▶ What to do:
Whenever a line of the entries below holds the string "data", copy that line and return it.
---------------
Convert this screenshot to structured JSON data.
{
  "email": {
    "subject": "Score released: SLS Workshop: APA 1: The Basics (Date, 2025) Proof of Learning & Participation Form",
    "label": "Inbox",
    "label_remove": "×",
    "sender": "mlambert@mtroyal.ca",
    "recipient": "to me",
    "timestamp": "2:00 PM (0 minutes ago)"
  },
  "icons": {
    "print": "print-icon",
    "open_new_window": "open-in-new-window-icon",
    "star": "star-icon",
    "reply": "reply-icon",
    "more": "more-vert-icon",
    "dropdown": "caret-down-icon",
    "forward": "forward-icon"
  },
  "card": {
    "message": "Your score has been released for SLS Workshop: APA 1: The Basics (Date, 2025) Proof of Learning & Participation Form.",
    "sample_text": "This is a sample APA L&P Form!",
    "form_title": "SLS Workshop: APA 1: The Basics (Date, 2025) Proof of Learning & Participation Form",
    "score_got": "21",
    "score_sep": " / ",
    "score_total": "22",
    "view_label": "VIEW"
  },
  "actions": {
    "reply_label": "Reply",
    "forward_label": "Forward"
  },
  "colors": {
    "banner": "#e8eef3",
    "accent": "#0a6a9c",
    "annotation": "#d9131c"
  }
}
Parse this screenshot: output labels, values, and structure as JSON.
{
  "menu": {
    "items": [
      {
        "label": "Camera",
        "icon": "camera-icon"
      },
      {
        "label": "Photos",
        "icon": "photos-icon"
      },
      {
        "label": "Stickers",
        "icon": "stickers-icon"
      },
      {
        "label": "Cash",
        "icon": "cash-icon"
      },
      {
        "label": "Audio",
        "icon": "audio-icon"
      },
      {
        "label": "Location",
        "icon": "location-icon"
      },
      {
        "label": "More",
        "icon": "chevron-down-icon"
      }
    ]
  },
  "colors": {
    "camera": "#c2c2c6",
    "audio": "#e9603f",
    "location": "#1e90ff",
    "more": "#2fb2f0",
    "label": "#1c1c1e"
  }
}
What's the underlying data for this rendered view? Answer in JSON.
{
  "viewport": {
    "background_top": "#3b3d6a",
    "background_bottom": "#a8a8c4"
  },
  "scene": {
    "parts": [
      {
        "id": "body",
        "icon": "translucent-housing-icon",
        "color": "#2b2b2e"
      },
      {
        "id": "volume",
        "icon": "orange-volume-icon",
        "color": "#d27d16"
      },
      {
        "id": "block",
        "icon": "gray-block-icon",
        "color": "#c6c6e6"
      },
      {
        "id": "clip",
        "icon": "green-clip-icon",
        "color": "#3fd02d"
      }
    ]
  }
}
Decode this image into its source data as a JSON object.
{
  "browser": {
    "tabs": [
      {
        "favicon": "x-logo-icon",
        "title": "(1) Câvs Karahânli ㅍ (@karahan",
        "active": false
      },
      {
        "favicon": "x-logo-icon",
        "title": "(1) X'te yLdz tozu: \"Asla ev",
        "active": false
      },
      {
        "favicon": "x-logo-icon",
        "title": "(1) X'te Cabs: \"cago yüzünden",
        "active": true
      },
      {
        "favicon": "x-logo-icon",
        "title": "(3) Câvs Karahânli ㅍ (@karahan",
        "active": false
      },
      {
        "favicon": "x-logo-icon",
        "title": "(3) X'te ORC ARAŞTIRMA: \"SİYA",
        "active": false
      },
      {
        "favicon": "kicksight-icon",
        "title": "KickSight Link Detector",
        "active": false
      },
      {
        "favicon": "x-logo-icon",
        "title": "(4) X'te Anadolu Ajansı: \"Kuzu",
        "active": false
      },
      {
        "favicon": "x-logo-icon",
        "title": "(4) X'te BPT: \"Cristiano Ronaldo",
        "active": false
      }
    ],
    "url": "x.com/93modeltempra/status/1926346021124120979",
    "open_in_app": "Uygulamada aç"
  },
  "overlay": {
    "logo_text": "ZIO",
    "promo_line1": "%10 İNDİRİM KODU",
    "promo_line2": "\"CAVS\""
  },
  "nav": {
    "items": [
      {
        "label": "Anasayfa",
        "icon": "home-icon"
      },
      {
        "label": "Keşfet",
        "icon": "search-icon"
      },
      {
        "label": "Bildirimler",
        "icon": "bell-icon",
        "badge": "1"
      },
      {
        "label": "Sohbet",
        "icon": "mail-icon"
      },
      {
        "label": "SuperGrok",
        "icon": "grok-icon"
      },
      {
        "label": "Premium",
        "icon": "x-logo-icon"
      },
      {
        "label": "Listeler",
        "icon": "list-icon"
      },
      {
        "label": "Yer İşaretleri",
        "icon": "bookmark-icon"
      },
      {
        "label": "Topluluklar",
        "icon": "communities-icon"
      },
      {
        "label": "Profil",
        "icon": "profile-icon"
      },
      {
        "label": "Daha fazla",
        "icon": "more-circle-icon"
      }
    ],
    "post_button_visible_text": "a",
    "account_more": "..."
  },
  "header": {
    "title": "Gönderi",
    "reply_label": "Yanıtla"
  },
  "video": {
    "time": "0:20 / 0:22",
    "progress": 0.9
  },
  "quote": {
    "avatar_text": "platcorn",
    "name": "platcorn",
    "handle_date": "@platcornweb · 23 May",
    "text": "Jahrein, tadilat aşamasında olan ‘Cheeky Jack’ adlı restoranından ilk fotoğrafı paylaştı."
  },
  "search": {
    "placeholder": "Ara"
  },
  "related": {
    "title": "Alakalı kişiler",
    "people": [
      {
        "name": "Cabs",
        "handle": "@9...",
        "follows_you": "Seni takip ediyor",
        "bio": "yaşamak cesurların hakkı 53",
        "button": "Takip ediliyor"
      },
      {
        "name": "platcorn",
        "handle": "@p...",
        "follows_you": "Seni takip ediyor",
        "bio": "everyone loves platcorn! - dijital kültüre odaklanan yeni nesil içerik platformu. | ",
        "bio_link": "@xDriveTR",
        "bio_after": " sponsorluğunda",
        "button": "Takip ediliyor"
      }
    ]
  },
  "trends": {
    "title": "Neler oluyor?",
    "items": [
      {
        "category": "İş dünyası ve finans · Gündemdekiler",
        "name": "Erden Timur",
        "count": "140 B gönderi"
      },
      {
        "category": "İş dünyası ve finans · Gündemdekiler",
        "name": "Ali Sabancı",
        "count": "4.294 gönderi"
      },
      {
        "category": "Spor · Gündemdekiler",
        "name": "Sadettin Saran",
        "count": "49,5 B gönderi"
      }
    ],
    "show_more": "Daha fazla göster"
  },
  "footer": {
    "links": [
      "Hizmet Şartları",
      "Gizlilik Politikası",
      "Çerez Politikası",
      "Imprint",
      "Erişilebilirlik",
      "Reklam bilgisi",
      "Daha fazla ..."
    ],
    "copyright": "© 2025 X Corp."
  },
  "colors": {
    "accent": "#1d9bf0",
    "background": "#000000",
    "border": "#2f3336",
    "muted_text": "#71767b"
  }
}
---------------
▶ Exercise answer:
Convert this screenshot to structured JSON data.
What's the underlying data for this rendered view? Answer in JSON.
Decode this image into its source data as a JSON object.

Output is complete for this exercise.